▶ _Your task_:
What the answer must contain is every line of the records, exactly, with no pictures.

▶ _Dataset entries_:
════════════════════
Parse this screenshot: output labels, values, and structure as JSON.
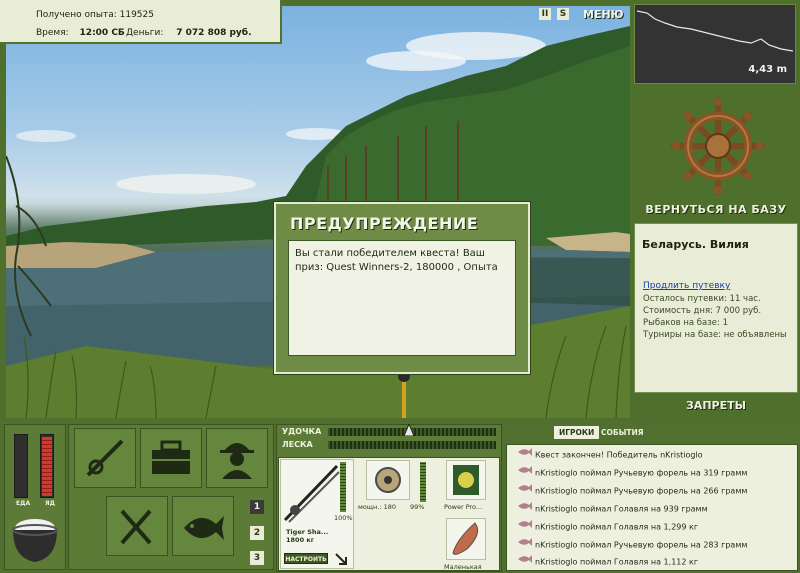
{
  "info": {
    "exp_label": "Получено опыта:",
    "exp_value": "119525",
    "time_label": "Время:",
    "time_value": "12:00 СБ",
    "money_label": "Деньги:",
    "money_value": "7 072 808 руб."
  },
  "top_controls": {
    "pause": "II",
    "sound": "S",
    "menu": "МЕНЮ"
  },
  "depth": {
    "value": "4,43 m"
  },
  "base_button": "ВЕРНУТЬСЯ НА БАЗУ",
  "location": {
    "title": "Беларусь. Вилия",
    "extend_link": "Продлить путевку",
    "lines": [
      "Осталось путевки: 11 час.",
      "Стоимость дня: 7 000 руб.",
      "Рыбаков на базе: 1",
      "Турниры на базе: не объявлены"
    ]
  },
  "bans_button": "ЗАПРЕТЫ",
  "dialog": {
    "title": "ПРЕДУПРЕЖДЕНИЕ",
    "message": "Вы стали победителем квеста! Ваш приз: Quest Winners-2, 180000 , Опыта"
  },
  "meters": {
    "food_label": "ЕДА",
    "poison_label": "ЯД",
    "food_level": 0.0,
    "poison_level": 0.95
  },
  "pages": [
    "1",
    "2",
    "3"
  ],
  "tackle": {
    "rod_label": "УДОЧКА",
    "line_label": "ЛЕСКА",
    "rod_name": "Tiger Sha...",
    "rod_weight": "1800 кг",
    "rod_percent": "100%",
    "reel_power": "мощн.: 180",
    "reel_percent": "99%",
    "line_name": "Power Pro...",
    "lure_name": "Маленькая",
    "setup_button": "НАСТРОИТЬ"
  },
  "feed": {
    "tabs": [
      "ИГРОКИ",
      "СОБЫТИЯ"
    ],
    "rows": [
      "Квест закончен! Победитель nKristioglo",
      "nKristioglo поймал Ручьевую форель на 319 грамм",
      "nKristioglo поймал Ручьевую форель на 266 грамм",
      "nKristioglo поймал Голавля на 939 грамм",
      "nKristioglo поймал Голавля на 1,299 кг",
      "nKristioglo поймал Ручьевую форель на 283 грамм",
      "nKristioglo поймал Голавля на 1,112 кг"
    ]
  },
  "colors": {
    "panel": "#4f6f2d",
    "paper": "#e9ecd6",
    "accent_red": "#c03025"
  }
}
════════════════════
▶ _Answer box_:
Parse this screenshot: output labels, values, and structure as JSON.
{
  "info": {
    "exp_label": "Получено опыта:",
    "exp_value": "119525",
    "time_label": "Время:",
    "time_value": "12:00 СБ",
    "money_label": "Деньги:",
    "money_value": "7 072 808 руб."
  },
  "top_controls": {
    "pause": "II",
    "sound": "S",
    "menu": "МЕНЮ"
  },
  "depth": {
    "value": "4,43 m"
  },
  "base_button": "ВЕРНУТЬСЯ НА БАЗУ",
  "location": {
    "title": "Беларусь. Вилия",
    "extend_link": "Продлить путевку",
    "lines": [
      "Осталось путевки: 11 час.",
      "Стоимость дня: 7 000 руб.",
      "Рыбаков на базе: 1",
      "Турниры на базе: не объявлены"
    ]
  },
  "bans_button": "ЗАПРЕТЫ",
  "dialog": {
    "title": "ПРЕДУПРЕЖДЕНИЕ",
    "message": "Вы стали победителем квеста! Ваш приз: Quest Winners-2, 180000 , Опыта"
  },
  "meters": {
    "food_label": "ЕДА",
    "poison_label": "ЯД",
    "food_level": 0.0,
    "poison_level": 0.95
  },
  "pages": [
    "1",
    "2",
    "3"
  ],
  "tackle": {
    "rod_label": "УДОЧКА",
    "line_label": "ЛЕСКА",
    "rod_name": "Tiger Sha...",
    "rod_weight": "1800 кг",
    "rod_percent": "100%",
    "reel_power": "мощн.: 180",
    "reel_percent": "99%",
    "line_name": "Power Pro...",
    "lure_name": "Маленькая",
    "setup_button": "НАСТРОИТЬ"
  },
  "feed": {
    "tabs": [
      "ИГРОКИ",
      "СОБЫТИЯ"
    ],
    "rows": [
      "Квест закончен! Победитель nKristioglo",
      "nKristioglo поймал Ручьевую форель на 319 грамм",
      "nKristioglo поймал Ручьевую форель на 266 грамм",
      "nKristioglo поймал Голавля на 939 грамм",
      "nKristioglo поймал Голавля на 1,299 кг",
      "nKristioglo поймал Ручьевую форель на 283 грамм",
      "nKristioglo поймал Голавля на 1,112 кг"
    ]
  },
  "colors": {
    "panel": "#4f6f2d",
    "paper": "#e9ecd6",
    "accent_red": "#c03025"
  }
}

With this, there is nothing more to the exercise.